That’s why I don’t know what should happen. I don’t even know what is possible.  I cannot ask God for any specific outcome—including life and death— because all I know are my small thoughts, like the plants I planted in my garden.

I trust God to transform my heart, to transform my consciousness, to create things in amazing ways that are new to me. That’s why I love the phrase “don’t-know mind.”

Breath Counting

One way to get used to the idea of ”don’t-know mind” is to use it as your intention with your usual breath counting meditation.

Remember that your conscious intention is very important. It’s where you aim your heart.  For Christians, the intention “Thy will be done” is a wonderful starting point. You can add your own words, such as “May I trust God’s plan” or “May I fully accept transformation.” Make it your own true intention.

Then simply start your in-breath and out-breath. When plans or worries interrupt you as thoughts, just pull your attention away from them and release them. As you relax more and more, you’ll relax into the creative force of the Divine.

Centering Prayer 

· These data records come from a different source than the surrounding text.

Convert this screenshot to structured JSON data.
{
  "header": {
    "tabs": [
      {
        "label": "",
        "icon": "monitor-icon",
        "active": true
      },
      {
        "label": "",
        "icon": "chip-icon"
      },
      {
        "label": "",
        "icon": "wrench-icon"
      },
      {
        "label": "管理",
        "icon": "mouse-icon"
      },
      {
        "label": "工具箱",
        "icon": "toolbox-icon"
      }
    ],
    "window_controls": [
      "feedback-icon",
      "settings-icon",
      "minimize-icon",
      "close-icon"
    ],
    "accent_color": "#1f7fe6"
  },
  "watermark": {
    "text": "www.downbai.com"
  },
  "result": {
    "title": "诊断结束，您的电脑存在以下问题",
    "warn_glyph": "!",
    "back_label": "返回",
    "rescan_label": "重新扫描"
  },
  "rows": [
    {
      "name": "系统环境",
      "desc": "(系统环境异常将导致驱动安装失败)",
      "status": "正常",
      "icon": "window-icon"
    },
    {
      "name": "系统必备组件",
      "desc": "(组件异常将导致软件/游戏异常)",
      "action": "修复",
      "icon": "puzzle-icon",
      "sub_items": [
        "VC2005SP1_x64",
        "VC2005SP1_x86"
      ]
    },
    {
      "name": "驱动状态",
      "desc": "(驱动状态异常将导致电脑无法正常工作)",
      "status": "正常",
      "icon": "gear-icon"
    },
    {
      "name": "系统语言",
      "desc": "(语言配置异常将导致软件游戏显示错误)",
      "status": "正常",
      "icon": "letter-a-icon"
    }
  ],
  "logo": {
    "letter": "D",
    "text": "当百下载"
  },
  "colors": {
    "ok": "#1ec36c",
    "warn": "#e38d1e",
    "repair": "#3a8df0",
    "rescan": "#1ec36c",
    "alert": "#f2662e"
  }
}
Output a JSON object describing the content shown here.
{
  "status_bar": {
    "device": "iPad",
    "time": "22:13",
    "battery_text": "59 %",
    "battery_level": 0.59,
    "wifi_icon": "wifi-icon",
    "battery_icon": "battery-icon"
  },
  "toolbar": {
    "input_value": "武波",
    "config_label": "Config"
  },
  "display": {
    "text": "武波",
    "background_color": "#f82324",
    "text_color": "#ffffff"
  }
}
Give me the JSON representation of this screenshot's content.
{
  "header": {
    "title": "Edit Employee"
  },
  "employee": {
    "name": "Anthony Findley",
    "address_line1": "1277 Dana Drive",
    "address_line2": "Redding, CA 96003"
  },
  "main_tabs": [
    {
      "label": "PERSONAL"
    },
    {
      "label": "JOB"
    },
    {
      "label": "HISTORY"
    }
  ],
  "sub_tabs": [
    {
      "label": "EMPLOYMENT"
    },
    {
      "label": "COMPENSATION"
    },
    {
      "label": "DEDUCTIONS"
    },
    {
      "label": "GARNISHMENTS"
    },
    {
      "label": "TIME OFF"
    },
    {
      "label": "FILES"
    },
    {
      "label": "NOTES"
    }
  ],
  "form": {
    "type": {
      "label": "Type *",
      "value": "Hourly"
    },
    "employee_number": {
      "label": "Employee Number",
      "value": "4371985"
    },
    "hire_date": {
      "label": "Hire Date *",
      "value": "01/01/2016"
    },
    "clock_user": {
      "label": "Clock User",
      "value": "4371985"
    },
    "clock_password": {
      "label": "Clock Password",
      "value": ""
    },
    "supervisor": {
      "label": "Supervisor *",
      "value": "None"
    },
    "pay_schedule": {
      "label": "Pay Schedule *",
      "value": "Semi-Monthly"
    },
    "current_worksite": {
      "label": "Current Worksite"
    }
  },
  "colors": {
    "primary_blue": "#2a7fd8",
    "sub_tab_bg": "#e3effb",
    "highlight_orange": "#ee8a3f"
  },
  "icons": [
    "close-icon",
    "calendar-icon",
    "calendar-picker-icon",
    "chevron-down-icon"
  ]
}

Centering Prayer is among the best known and most widely used forms of Christian meditation. Many people use Centering Prayer as their only Christian meditation. It is a surrender method of meditation. Rev. Cynthia Bourgeault, the Episcopalian priest who has taught this method for many years, says the following:  “Centering Prayer doesn’t work with the mind at all; it goes straight for the heart….I think of it… as a way of patterning into our being that continuously repeated gesture of ‘let go, let go, let go’ at the core of the path that Jesus himself walked.” (page 142, The Wisdom Jesus).

There are three steps to Centering Prayer:

  1. Intention: You offer your intention with an open heart by asking to be deeply available to God.
  2. Let thoughts go:  You make a deal with yourself. “If you catch yourself thinking, you let the thought go. Promptly, quietly, without self-recrimination, you simply release the thought and start over.” (page 144, The Wisdom Jesus)
  3. Use your sacred word: You choose a word that reminds you to release the thought and open again to God. This word can be a holy word such as “Jesus” or a reminder word such as “return” or “yes.”

Rev. Bourgeault suggests doing this meditation for 20 minutes at a time. Here’s how she describes the process:  “The word drops out on its own; you don’t have to decide to drop it. Very much like falling asleep at night, you can’t see the moment when it happens.” (page 146, The Wisdom Jesus) 

The unseen moment when your sacred word quietly slips away has been pre-programmed into your consciousness as part and parcel of your intention to let yourself be deeply open to God. Rev. Cynthia Bourgeault

Websites with full instructions for Centering Prayer include: 

Cynthia Bourgeault: Click here to read Rev. Bourgeault’s explanation of Centering Prayer.

Two other well-respected teachers of Centering Prayer are Father Richard Rohr and Father Thomas Keating.  Here are links to their websites:

Richard Rohr: Click here to go to Father Rohr’s website.

Thomas Keating: Click here to go to Father Keating’s website.

For books about Centering Prayer

Click here for Centering Prayer books in Jean’s Bookstore

search previous next tag category expand menu location phone mail time cart zoom edit close